Later, full length pairs of riding stirrups were developed. It may be surprising that something as the stirrup should have appeared so many centuries after man domesticated and began to ride horses.
There are some early stir rips, (identified as Turkish), dating from the 6th-8th Century to be found in the Historical Museum in Bishkek. They were attached to the front of the saddle. 
The "jeldik" is a felt mat which was placed under the dassle to protect from rubbing.
A special device (a "baldak") was adapted to fit onto the saddle to support the rider's arm when hunting with eagles, or other birds. Soon after foals were born, they would have been marked on the ears - or in the case of especially valuable horses - the nostrils.
The actual cuts used in the marking would have indicated which tribe they belonged to. Both Horses and cattle were also marked with a metal brand - the design was called a "tamga". 
When they arrived on the scene, the Russians taught the Kyrgyz how to shoe their horses. Before this the horses were never shod, and even later on it was not universal. 
Horses were also a source of meat and milk and served as a form of money - exchanged for goods, or given as gifts such as a dowry.

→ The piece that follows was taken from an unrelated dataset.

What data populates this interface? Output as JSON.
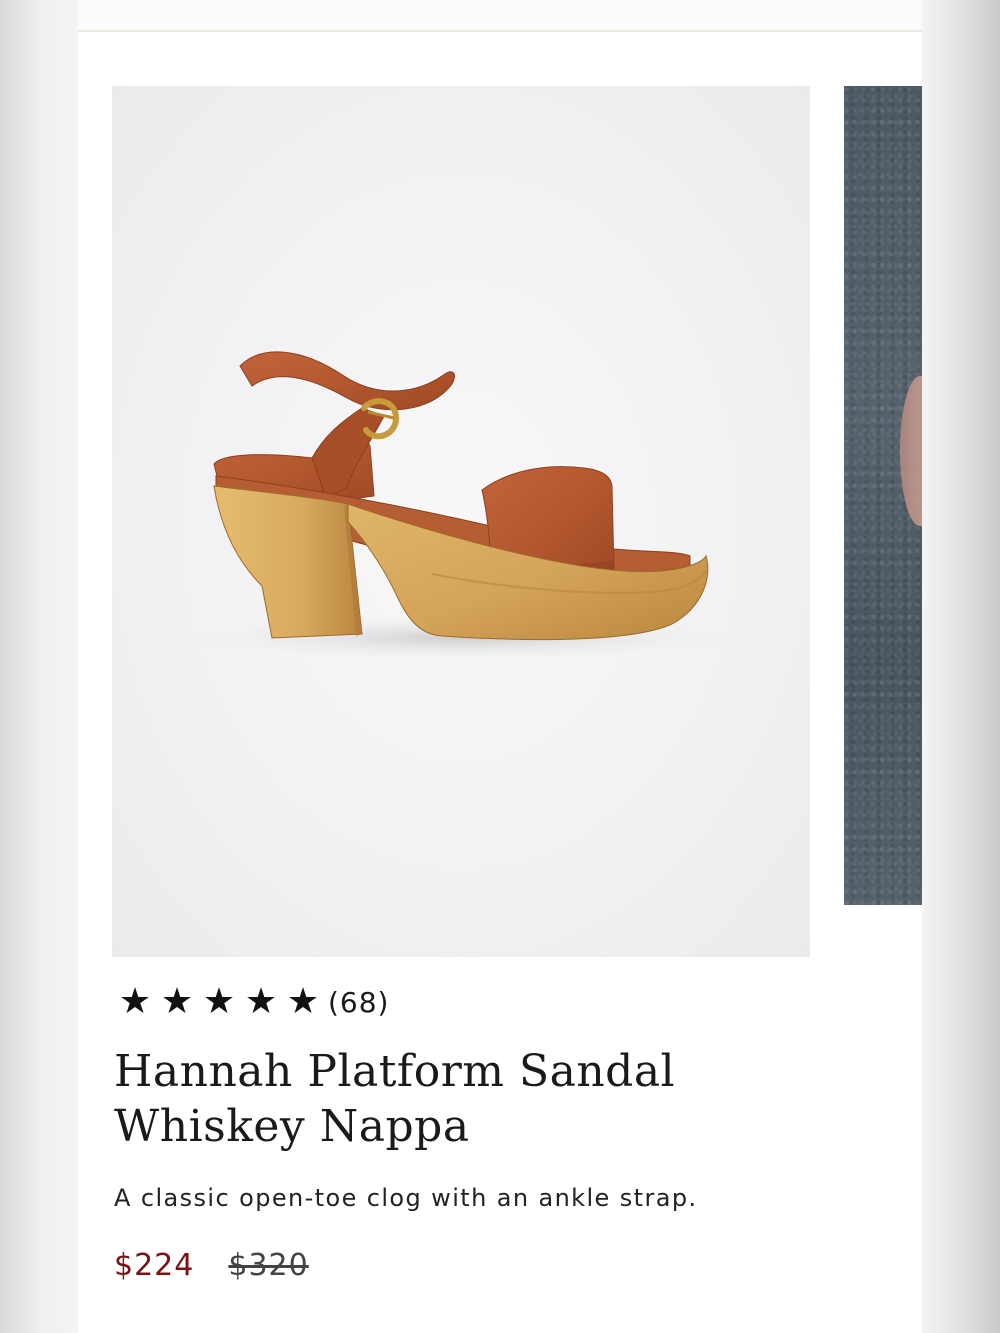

Horsemeat was highly prized and served to honored guests - the choice of cut helped to define the status of the guest - the rump being given to the most honorable visitor.
It was considered to have curative value and was given to pregnant women and children to help build up their strength. A horse is still the preferred meat for weddings, funerals and other major celebrations and special herds of horses bred for their meat are kept - they are never ridden as this is said to ruin the quality of the meat.
The meat was usually boiled, but it was made into sausages or smoked. It is possible to buy and try some of the sausages in Kyrgyz markets, restaurants all around the country and of course at private homes.

Folk art of Kyrgyz.Folk art of Kyrgyz.Folk art of Kyrgyz.Folk art of Kyrgyz.Folk art of Kyrgyz.Folk art of Kyrgyz.Folk art of Kyrgyz.

Ian Claytor